:: SOURCE MATERIAL ::
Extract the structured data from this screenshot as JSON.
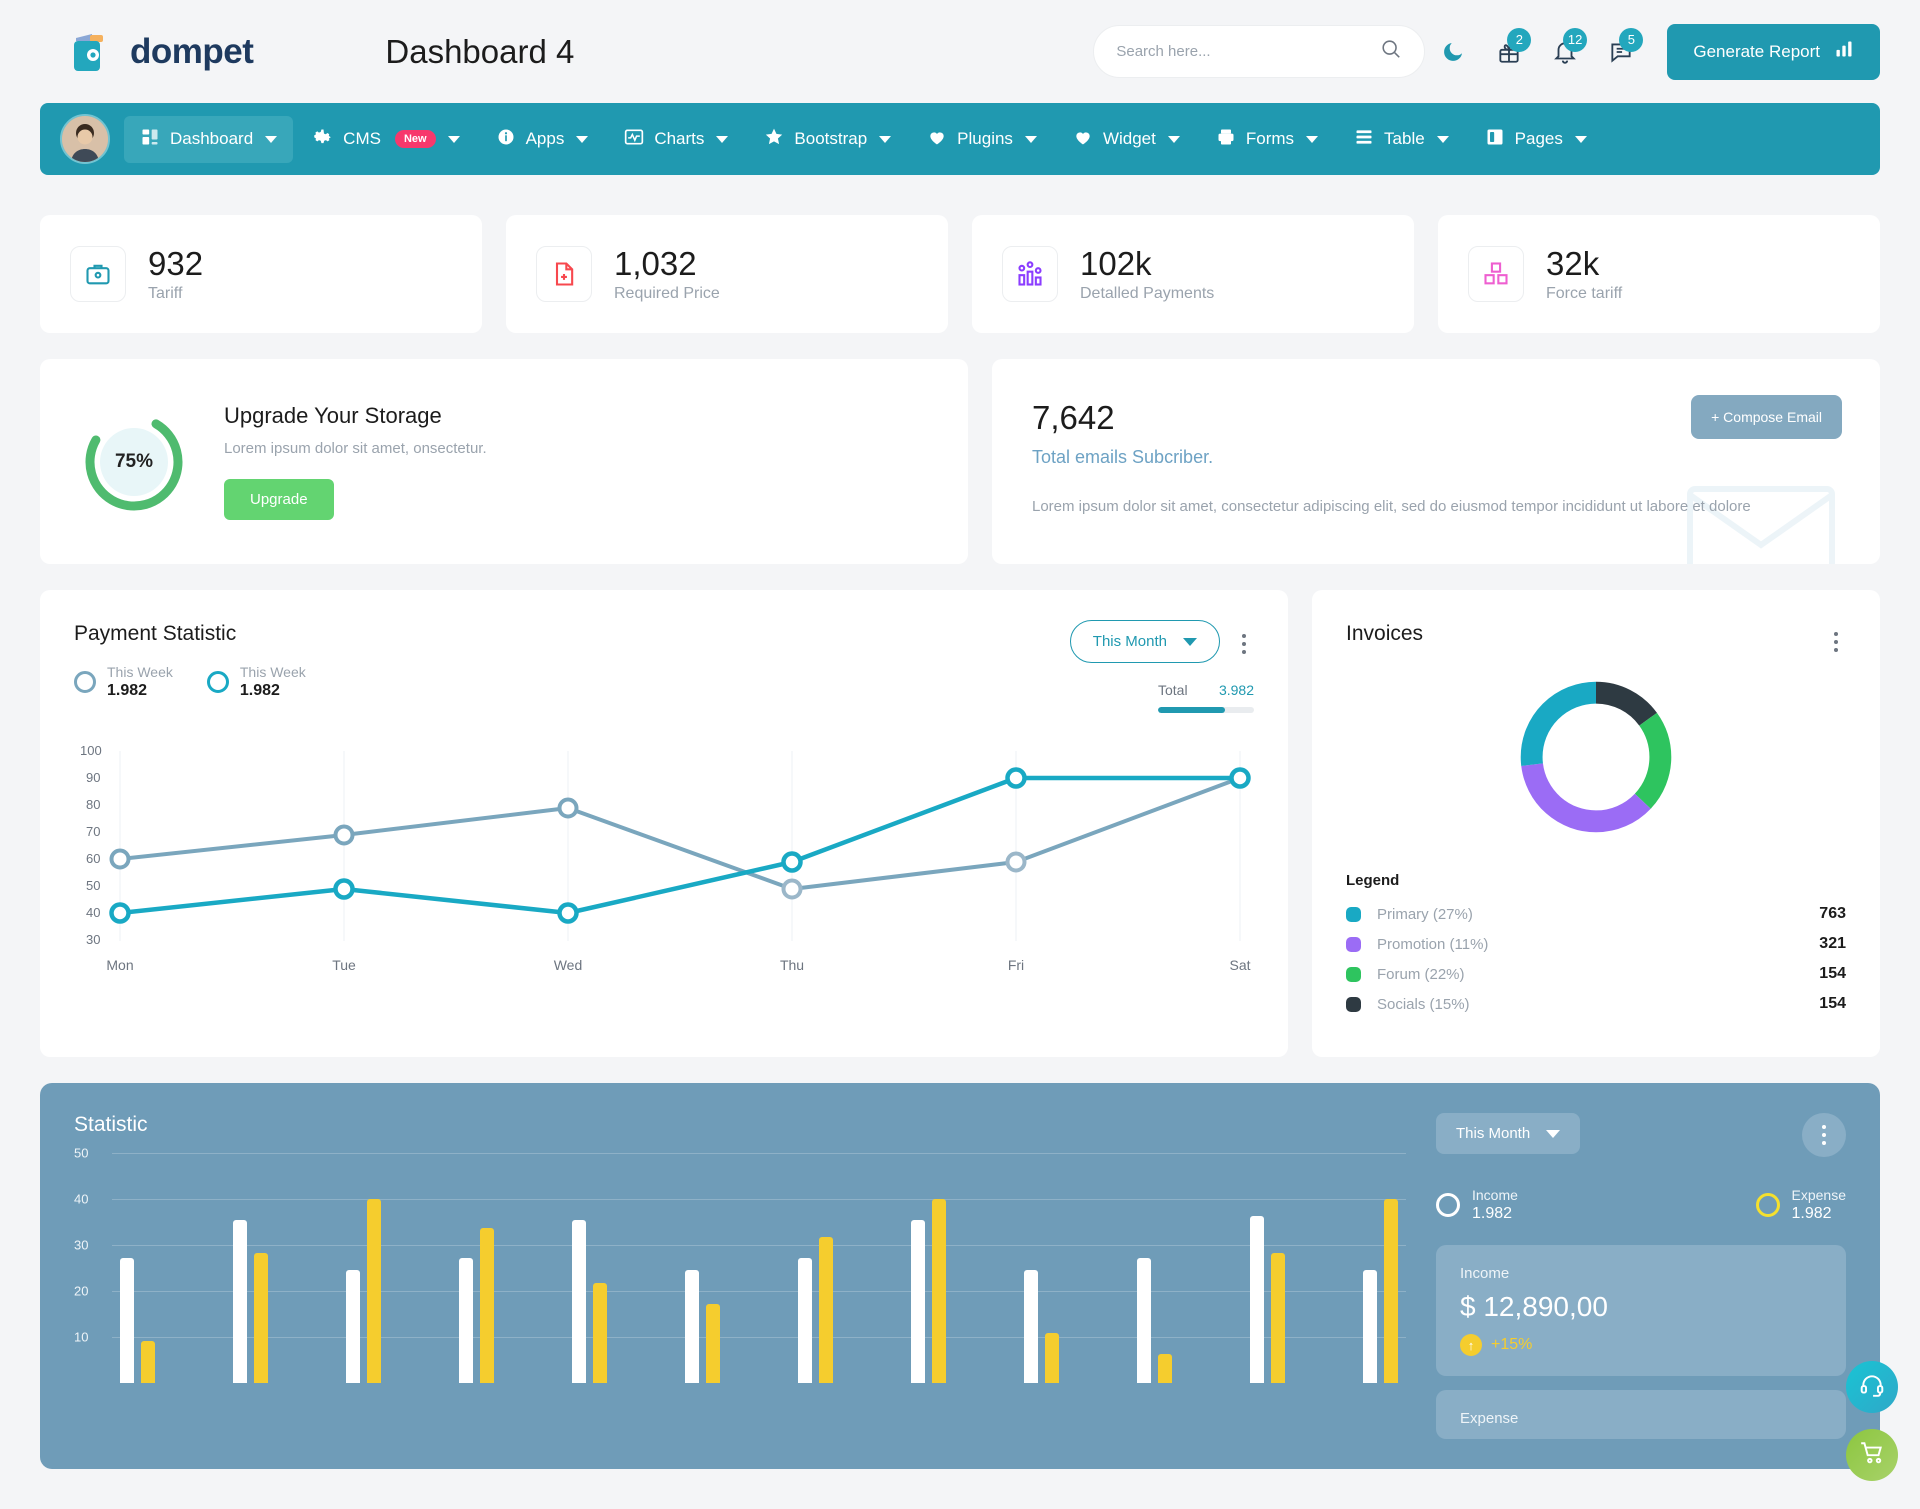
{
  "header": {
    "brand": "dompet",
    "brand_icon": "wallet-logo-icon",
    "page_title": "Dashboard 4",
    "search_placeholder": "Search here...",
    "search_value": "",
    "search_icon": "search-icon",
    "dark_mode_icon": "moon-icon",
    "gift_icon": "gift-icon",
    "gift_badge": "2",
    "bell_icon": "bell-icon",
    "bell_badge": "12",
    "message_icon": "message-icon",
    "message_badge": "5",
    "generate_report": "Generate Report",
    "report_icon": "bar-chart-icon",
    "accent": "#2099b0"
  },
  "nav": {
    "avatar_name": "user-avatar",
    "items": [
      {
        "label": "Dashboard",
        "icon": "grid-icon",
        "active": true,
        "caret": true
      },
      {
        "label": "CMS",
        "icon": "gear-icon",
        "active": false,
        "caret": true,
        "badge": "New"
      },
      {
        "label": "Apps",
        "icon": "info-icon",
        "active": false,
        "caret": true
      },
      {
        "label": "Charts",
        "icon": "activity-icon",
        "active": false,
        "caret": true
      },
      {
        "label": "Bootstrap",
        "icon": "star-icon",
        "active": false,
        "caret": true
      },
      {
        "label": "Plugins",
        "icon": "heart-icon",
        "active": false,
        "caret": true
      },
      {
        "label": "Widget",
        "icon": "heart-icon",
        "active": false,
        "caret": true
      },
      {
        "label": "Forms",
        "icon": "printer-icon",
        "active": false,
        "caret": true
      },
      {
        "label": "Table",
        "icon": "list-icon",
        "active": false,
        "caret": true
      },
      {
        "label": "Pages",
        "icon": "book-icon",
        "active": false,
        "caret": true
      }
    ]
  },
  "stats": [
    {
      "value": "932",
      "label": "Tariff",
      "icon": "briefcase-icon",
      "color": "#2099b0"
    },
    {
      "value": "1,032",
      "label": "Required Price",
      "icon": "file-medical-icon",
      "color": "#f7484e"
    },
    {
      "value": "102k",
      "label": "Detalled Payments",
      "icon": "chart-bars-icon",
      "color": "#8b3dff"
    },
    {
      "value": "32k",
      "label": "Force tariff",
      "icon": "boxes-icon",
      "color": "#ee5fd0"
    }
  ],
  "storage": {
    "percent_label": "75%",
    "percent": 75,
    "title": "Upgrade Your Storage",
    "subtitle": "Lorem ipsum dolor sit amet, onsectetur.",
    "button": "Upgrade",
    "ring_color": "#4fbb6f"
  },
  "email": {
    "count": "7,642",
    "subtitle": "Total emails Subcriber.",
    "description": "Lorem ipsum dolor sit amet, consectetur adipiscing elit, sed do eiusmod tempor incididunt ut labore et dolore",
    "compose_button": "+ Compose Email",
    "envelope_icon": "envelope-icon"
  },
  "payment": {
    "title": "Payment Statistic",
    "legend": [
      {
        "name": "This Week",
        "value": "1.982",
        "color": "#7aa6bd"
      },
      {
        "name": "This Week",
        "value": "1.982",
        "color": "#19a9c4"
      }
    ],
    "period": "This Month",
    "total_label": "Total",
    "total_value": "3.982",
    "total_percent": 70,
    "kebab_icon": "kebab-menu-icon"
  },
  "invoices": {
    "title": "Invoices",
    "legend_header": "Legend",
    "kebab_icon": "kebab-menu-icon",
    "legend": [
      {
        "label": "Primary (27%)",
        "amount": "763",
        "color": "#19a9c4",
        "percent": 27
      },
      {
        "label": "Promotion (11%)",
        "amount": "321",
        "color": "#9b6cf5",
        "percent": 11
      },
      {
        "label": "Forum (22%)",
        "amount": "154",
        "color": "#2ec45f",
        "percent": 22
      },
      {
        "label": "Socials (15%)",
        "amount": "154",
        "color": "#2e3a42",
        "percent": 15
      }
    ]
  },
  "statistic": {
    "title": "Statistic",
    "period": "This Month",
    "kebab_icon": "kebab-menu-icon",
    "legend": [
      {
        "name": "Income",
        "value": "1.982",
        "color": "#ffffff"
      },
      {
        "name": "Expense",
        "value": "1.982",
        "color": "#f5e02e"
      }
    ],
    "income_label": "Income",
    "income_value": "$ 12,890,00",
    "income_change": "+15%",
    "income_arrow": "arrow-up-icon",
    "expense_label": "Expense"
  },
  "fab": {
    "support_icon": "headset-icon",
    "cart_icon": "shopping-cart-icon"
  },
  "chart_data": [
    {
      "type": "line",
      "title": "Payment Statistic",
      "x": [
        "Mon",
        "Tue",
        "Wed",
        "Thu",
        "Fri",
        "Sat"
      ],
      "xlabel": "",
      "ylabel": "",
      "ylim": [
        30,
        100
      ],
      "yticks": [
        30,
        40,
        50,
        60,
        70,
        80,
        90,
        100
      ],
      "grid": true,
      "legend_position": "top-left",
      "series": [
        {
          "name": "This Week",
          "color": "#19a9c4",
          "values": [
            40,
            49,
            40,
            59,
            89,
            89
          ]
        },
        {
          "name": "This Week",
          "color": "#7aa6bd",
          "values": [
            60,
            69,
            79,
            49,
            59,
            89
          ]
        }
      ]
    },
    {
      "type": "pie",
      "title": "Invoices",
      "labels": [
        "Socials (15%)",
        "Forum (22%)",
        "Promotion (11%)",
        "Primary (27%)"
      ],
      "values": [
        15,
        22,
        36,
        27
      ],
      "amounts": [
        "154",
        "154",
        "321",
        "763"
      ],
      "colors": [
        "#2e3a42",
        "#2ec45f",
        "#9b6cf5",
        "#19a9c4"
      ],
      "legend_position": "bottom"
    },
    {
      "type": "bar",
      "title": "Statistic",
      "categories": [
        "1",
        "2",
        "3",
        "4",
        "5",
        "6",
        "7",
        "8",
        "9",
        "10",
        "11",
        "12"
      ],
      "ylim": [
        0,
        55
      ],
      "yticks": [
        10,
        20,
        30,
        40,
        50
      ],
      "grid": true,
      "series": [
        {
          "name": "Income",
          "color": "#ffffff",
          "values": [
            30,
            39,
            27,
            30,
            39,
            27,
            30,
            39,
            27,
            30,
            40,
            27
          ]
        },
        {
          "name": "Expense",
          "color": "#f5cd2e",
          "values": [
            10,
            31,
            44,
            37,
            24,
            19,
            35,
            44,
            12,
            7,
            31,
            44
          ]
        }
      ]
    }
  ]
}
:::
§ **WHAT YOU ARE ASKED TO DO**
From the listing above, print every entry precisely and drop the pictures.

§ **SOLUTION BELOW**
Extract the structured data from this screenshot as JSON.
{
  "header": {
    "brand": "dompet",
    "brand_icon": "wallet-logo-icon",
    "page_title": "Dashboard 4",
    "search_placeholder": "Search here...",
    "search_value": "",
    "search_icon": "search-icon",
    "dark_mode_icon": "moon-icon",
    "gift_icon": "gift-icon",
    "gift_badge": "2",
    "bell_icon": "bell-icon",
    "bell_badge": "12",
    "message_icon": "message-icon",
    "message_badge": "5",
    "generate_report": "Generate Report",
    "report_icon": "bar-chart-icon",
    "accent": "#2099b0"
  },
  "nav": {
    "avatar_name": "user-avatar",
    "items": [
      {
        "label": "Dashboard",
        "icon": "grid-icon",
        "active": true,
        "caret": true
      },
      {
        "label": "CMS",
        "icon": "gear-icon",
        "active": false,
        "caret": true,
        "badge": "New"
      },
      {
        "label": "Apps",
        "icon": "info-icon",
        "active": false,
        "caret": true
      },
      {
        "label": "Charts",
        "icon": "activity-icon",
        "active": false,
        "caret": true
      },
      {
        "label": "Bootstrap",
        "icon": "star-icon",
        "active": false,
        "caret": true
      },
      {
        "label": "Plugins",
        "icon": "heart-icon",
        "active": false,
        "caret": true
      },
      {
        "label": "Widget",
        "icon": "heart-icon",
        "active": false,
        "caret": true
      },
      {
        "label": "Forms",
        "icon": "printer-icon",
        "active": false,
        "caret": true
      },
      {
        "label": "Table",
        "icon": "list-icon",
        "active": false,
        "caret": true
      },
      {
        "label": "Pages",
        "icon": "book-icon",
        "active": false,
        "caret": true
      }
    ]
  },
  "stats": [
    {
      "value": "932",
      "label": "Tariff",
      "icon": "briefcase-icon",
      "color": "#2099b0"
    },
    {
      "value": "1,032",
      "label": "Required Price",
      "icon": "file-medical-icon",
      "color": "#f7484e"
    },
    {
      "value": "102k",
      "label": "Detalled Payments",
      "icon": "chart-bars-icon",
      "color": "#8b3dff"
    },
    {
      "value": "32k",
      "label": "Force tariff",
      "icon": "boxes-icon",
      "color": "#ee5fd0"
    }
  ],
  "storage": {
    "percent_label": "75%",
    "percent": 75,
    "title": "Upgrade Your Storage",
    "subtitle": "Lorem ipsum dolor sit amet, onsectetur.",
    "button": "Upgrade",
    "ring_color": "#4fbb6f"
  },
  "email": {
    "count": "7,642",
    "subtitle": "Total emails Subcriber.",
    "description": "Lorem ipsum dolor sit amet, consectetur adipiscing elit, sed do eiusmod tempor incididunt ut labore et dolore",
    "compose_button": "+ Compose Email",
    "envelope_icon": "envelope-icon"
  },
  "payment": {
    "title": "Payment Statistic",
    "legend": [
      {
        "name": "This Week",
        "value": "1.982",
        "color": "#7aa6bd"
      },
      {
        "name": "This Week",
        "value": "1.982",
        "color": "#19a9c4"
      }
    ],
    "period": "This Month",
    "total_label": "Total",
    "total_value": "3.982",
    "total_percent": 70,
    "kebab_icon": "kebab-menu-icon"
  },
  "invoices": {
    "title": "Invoices",
    "legend_header": "Legend",
    "kebab_icon": "kebab-menu-icon",
    "legend": [
      {
        "label": "Primary (27%)",
        "amount": "763",
        "color": "#19a9c4",
        "percent": 27
      },
      {
        "label": "Promotion (11%)",
        "amount": "321",
        "color": "#9b6cf5",
        "percent": 11
      },
      {
        "label": "Forum (22%)",
        "amount": "154",
        "color": "#2ec45f",
        "percent": 22
      },
      {
        "label": "Socials (15%)",
        "amount": "154",
        "color": "#2e3a42",
        "percent": 15
      }
    ]
  },
  "statistic": {
    "title": "Statistic",
    "period": "This Month",
    "kebab_icon": "kebab-menu-icon",
    "legend": [
      {
        "name": "Income",
        "value": "1.982",
        "color": "#ffffff"
      },
      {
        "name": "Expense",
        "value": "1.982",
        "color": "#f5e02e"
      }
    ],
    "income_label": "Income",
    "income_value": "$ 12,890,00",
    "income_change": "+15%",
    "income_arrow": "arrow-up-icon",
    "expense_label": "Expense"
  },
  "fab": {
    "support_icon": "headset-icon",
    "cart_icon": "shopping-cart-icon"
  },
  "chart_data": [
    {
      "type": "line",
      "title": "Payment Statistic",
      "x": [
        "Mon",
        "Tue",
        "Wed",
        "Thu",
        "Fri",
        "Sat"
      ],
      "xlabel": "",
      "ylabel": "",
      "ylim": [
        30,
        100
      ],
      "yticks": [
        30,
        40,
        50,
        60,
        70,
        80,
        90,
        100
      ],
      "grid": true,
      "legend_position": "top-left",
      "series": [
        {
          "name": "This Week",
          "color": "#19a9c4",
          "values": [
            40,
            49,
            40,
            59,
            89,
            89
          ]
        },
        {
          "name": "This Week",
          "color": "#7aa6bd",
          "values": [
            60,
            69,
            79,
            49,
            59,
            89
          ]
        }
      ]
    },
    {
      "type": "pie",
      "title": "Invoices",
      "labels": [
        "Socials (15%)",
        "Forum (22%)",
        "Promotion (11%)",
        "Primary (27%)"
      ],
      "values": [
        15,
        22,
        36,
        27
      ],
      "amounts": [
        "154",
        "154",
        "321",
        "763"
      ],
      "colors": [
        "#2e3a42",
        "#2ec45f",
        "#9b6cf5",
        "#19a9c4"
      ],
      "legend_position": "bottom"
    },
    {
      "type": "bar",
      "title": "Statistic",
      "categories": [
        "1",
        "2",
        "3",
        "4",
        "5",
        "6",
        "7",
        "8",
        "9",
        "10",
        "11",
        "12"
      ],
      "ylim": [
        0,
        55
      ],
      "yticks": [
        10,
        20,
        30,
        40,
        50
      ],
      "grid": true,
      "series": [
        {
          "name": "Income",
          "color": "#ffffff",
          "values": [
            30,
            39,
            27,
            30,
            39,
            27,
            30,
            39,
            27,
            30,
            40,
            27
          ]
        },
        {
          "name": "Expense",
          "color": "#f5cd2e",
          "values": [
            10,
            31,
            44,
            37,
            24,
            19,
            35,
            44,
            12,
            7,
            31,
            44
          ]
        }
      ]
    }
  ]
}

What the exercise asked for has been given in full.